Secondly, people who file their nails have stumbled upon an ancient Chinese form of torture. Mrs A. filing her own sorry excuses for finger armour offered to do mine. The horrible rasping vibrations up my fingers made me beg for the release of sweet sweet death.
Thirdly, fingernails get stuff under them. Especially when working in the aforementioned greasy dirty factory. Leaving the zoo the other day I was stopped and charged with attempting to smuggle three carpet pythons and a herd of wildebeest all hidden under my pinky nail. I didn't even know they were there.
Lastly, they are dangerous. Poking a niece in the ribs can require stitches, and carelessly scratching in the shower....well I've never had any urge to join a choir at the high end of the vocal scale. And let's leave nose picking right out.
My mate, the BFG and family, came over for a BBQ and to help with some furniture placement at the new place on Saturday. He had gone looking for our house on Google Earth and noticed something strange at the corner shop down the road.
I've decided that the people who run the cafe or the bottle shop are actually aliens, placed on earth to research our ways, ply us with caffeine or alcohol, and transmit the results back to their own planet. As they are just across the road from the golf club they are probably going to send pictures of my slice across the galaxy where it will be studied should it prove useful as a defensive fighting manoeuvre if they decide to begin their earthly domination on the first tee.
Nana has agreed to knit me a balaclava with built in moustache snood so that I can reconnoitre and provide counter intelligence to their evil plans.
Then again, if they're in the bottle shop they can't be all bad.
Anyone out there use wireless Internet? Mrs A. and I are thinking that as we have good mobile phone deals a land line is a waste of money. But that obviously stops the ADSL connection. I have heard horror stories of people finding your signal and sitting outside your house downloading all sorts of illegal stuff which then gets pinned on you, but I have no idea if that is actually true. I would assume that the security that comes with the package would be adequate to prevent this?

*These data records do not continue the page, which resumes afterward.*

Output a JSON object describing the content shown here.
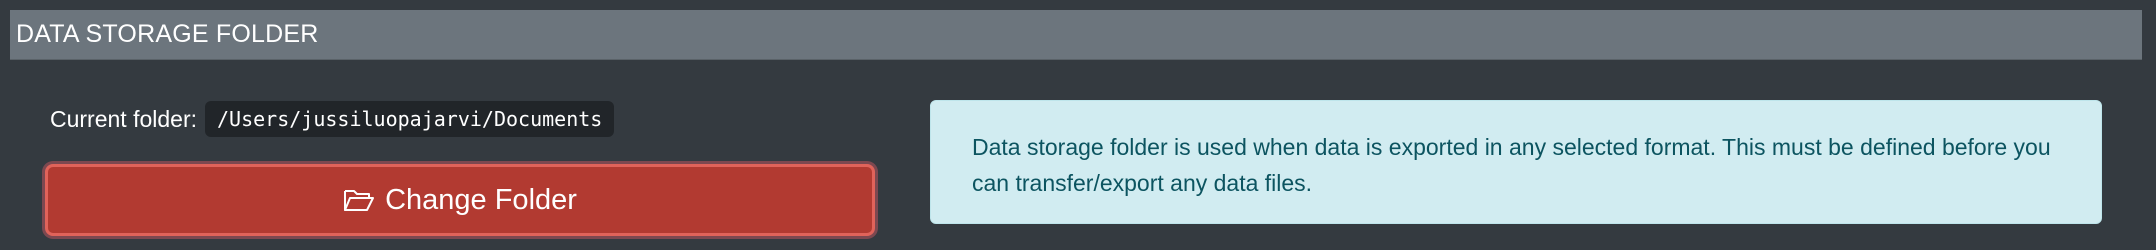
{
  "section": {
    "title": "DATA STORAGE FOLDER"
  },
  "folder": {
    "label": "Current folder:",
    "path": "/Users/jussiluopajarvi/Documents"
  },
  "change_button": {
    "icon": "folder-open-icon",
    "label": "Change Folder"
  },
  "info": {
    "text": "Data storage folder is used when data is exported in any selected format. This must be defined before you can transfer/export any data files."
  },
  "colors": {
    "background": "#343a40",
    "header": "#6c757d",
    "button": "#b23a31",
    "info_background": "#d1ecf1",
    "info_text": "#0c5460"
  }
}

I took Wednesday off to move. And then Thursday. The weekend will be unpacking and collapsing, before more unpacking. When I was younger and better looking I would generally hire a truck and get some mates over to move my three milk crates and fridge, but now we have so much crap I decided to hire a removalist for the big stuff and just do the easy stuff myself. I rang removalists until I found one that spoke passable English and didn't sound as if he was making a drug deal. I assumed that all removalists are consummate professionals with large trucks, burly employees and the customers' antique furniture foremost in their thoughts. Moving from a first floor apartment with no lift to a house that stands slightly less than three thousand feet above street level should have been a piece of cake for them.

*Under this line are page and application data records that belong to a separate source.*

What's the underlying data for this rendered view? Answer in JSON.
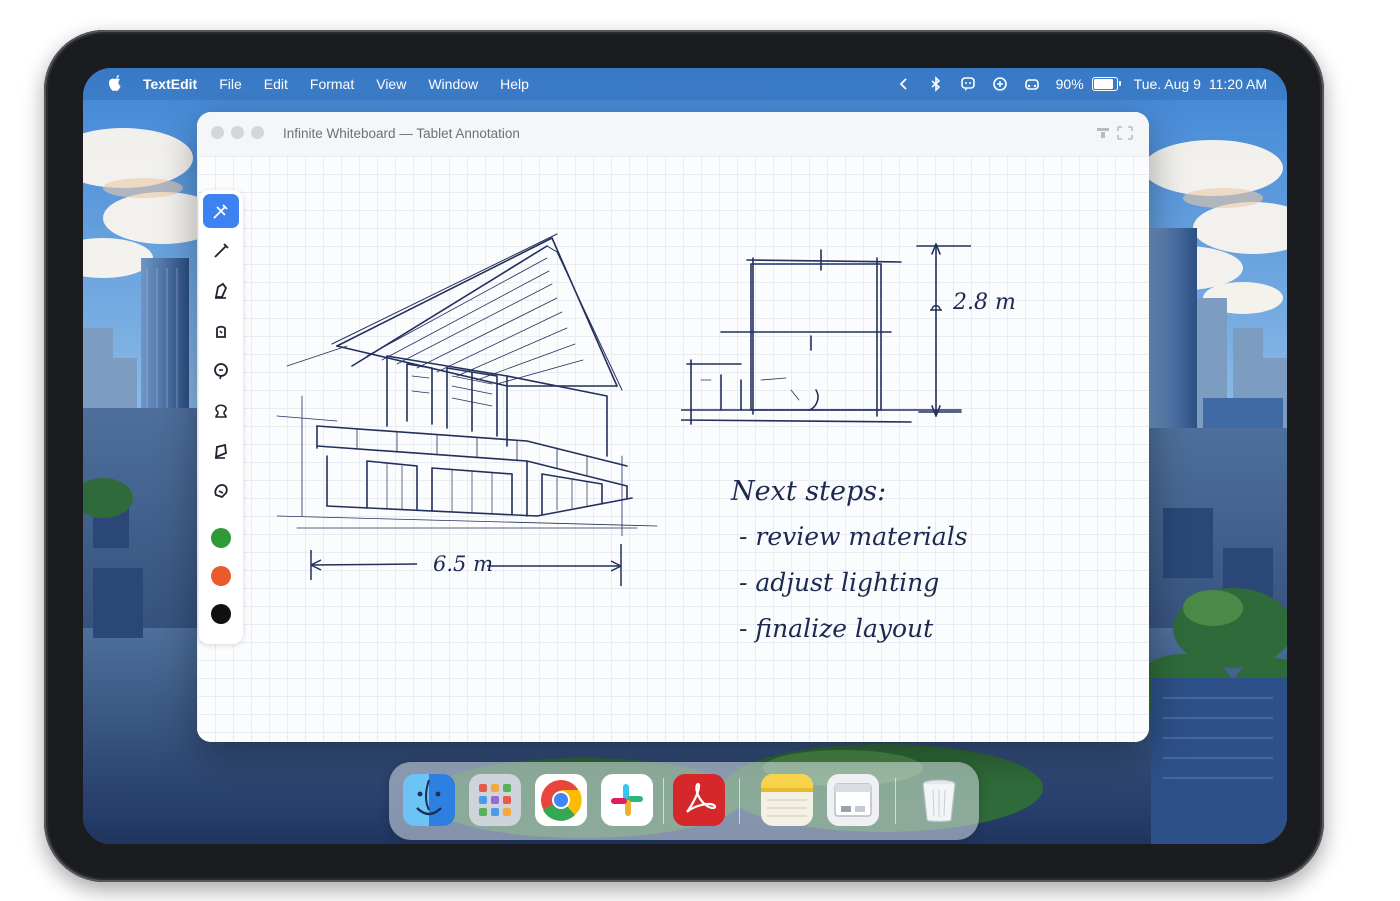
{
  "menubar": {
    "app_name": "TextEdit",
    "menus": [
      "File",
      "Edit",
      "Format",
      "View",
      "Window",
      "Help"
    ],
    "battery_percent": "90%",
    "battery_level": 0.9,
    "date": "Tue. Aug 9",
    "time": "11:20 AM",
    "status_icons": [
      "chevron-left-icon",
      "bluetooth-icon",
      "messages-icon",
      "airplay-icon",
      "car-icon"
    ]
  },
  "window": {
    "title": "Infinite Whiteboard — Tablet Annotation",
    "tools": [
      "pen-tool-icon",
      "pencil-tool-icon",
      "brush-tool-icon",
      "marker-tool-icon",
      "lasso-tool-icon",
      "shape-tool-icon",
      "highlighter-tool-icon",
      "eraser-tool-icon"
    ],
    "colors": [
      "#2e9a3a",
      "#ea5a2c",
      "#111111"
    ],
    "canvas": {
      "dimension_width": "6.5 m",
      "dimension_height": "2.8 m",
      "notes_heading": "Next steps:",
      "notes": [
        "- review materials",
        "- adjust lighting",
        "- finalize layout"
      ]
    }
  },
  "dock": {
    "apps": [
      "finder-icon",
      "launchpad-icon",
      "chrome-icon",
      "slack-icon",
      "acrobat-icon",
      "notes-icon",
      "preview-icon",
      "trash-icon"
    ]
  }
}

Then he turned up.
Pulling a shopping trolley on a bicycle.
That had flat tyres.
Ok, so that's a little bit of poetic licence, but the truck was as small and old as he was.
I spin you no poetic licence when I say that one of the first things he asked was our star signs.

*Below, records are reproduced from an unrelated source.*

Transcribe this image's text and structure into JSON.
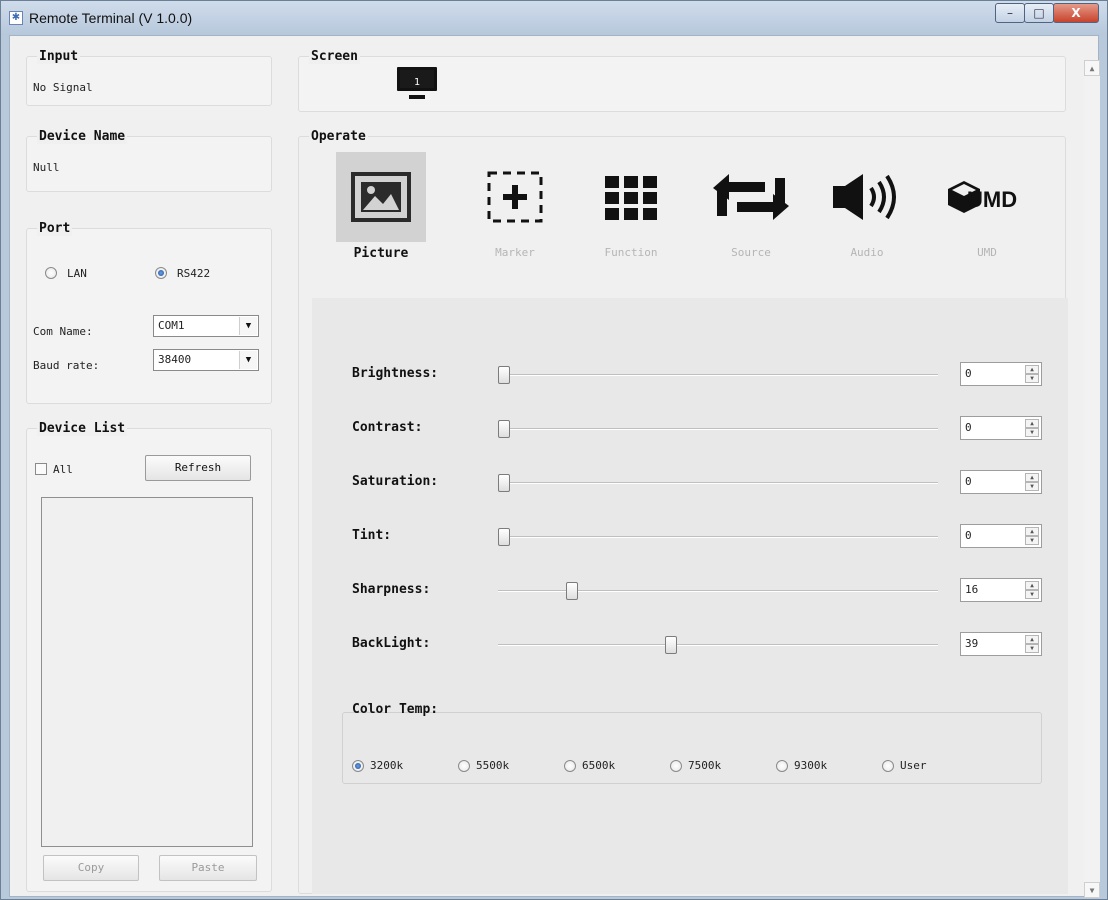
{
  "window": {
    "title": "Remote Terminal (V 1.0.0)",
    "minimize": "–",
    "maximize": "□",
    "close": "X"
  },
  "input": {
    "title": "Input",
    "value": "No Signal"
  },
  "device_name": {
    "title": "Device Name",
    "value": "Null"
  },
  "port": {
    "title": "Port",
    "lan_label": "LAN",
    "rs422_label": "RS422",
    "com_label": "Com Name:",
    "com_value": "COM1",
    "baud_label": "Baud rate:",
    "baud_value": "38400"
  },
  "device_list": {
    "title": "Device List",
    "all_label": "All",
    "refresh_label": "Refresh",
    "copy_label": "Copy",
    "paste_label": "Paste"
  },
  "screen": {
    "title": "Screen",
    "number": "1"
  },
  "operate": {
    "title": "Operate",
    "items": [
      {
        "label": "Picture",
        "icon": "picture-icon",
        "selected": true
      },
      {
        "label": "Marker",
        "icon": "marker-icon",
        "selected": false
      },
      {
        "label": "Function",
        "icon": "function-icon",
        "selected": false
      },
      {
        "label": "Source",
        "icon": "source-icon",
        "selected": false
      },
      {
        "label": "Audio",
        "icon": "audio-icon",
        "selected": false
      },
      {
        "label": "UMD",
        "icon": "umd-icon",
        "selected": false
      }
    ],
    "umd_icon_text": "UMD"
  },
  "picture": {
    "sliders": [
      {
        "label": "Brightness:",
        "value": "0",
        "fraction": 0
      },
      {
        "label": "Contrast:",
        "value": "0",
        "fraction": 0
      },
      {
        "label": "Saturation:",
        "value": "0",
        "fraction": 0
      },
      {
        "label": "Tint:",
        "value": "0",
        "fraction": 0
      },
      {
        "label": "Sharpness:",
        "value": "16",
        "fraction": 0.16
      },
      {
        "label": "BackLight:",
        "value": "39",
        "fraction": 0.39
      }
    ],
    "color_temp": {
      "title": "Color Temp:",
      "options": [
        "3200k",
        "5500k",
        "6500k",
        "7500k",
        "9300k",
        "User"
      ],
      "selected": "3200k"
    }
  }
}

I don't remember his remark to Mrs A. about her Taurean traits. I was too surprised. When I answered Gemini, he pointed out the whole twins/split personality thing and asked which personality I was today.
I tried to answer whilst mentally working out the best place to dump his body, and whether to do it before or after we had used his Tonka truck.
He merrily gave me the shits with everything he said and did for the next 8 hours or so, and even Mrs A. told him to shut up and do what he was being paid for more than once.
He spoke a lot about his belief in reincarnation and having a happy soul. Of clean living in mind and spirit. Then he had a piece of fruit cake, a cup of coffee and a cigarette for lunch.
He gave me his business card so that I could pass it on to friends. I spent Wednesday night exhausted on the couch sticking pins through it.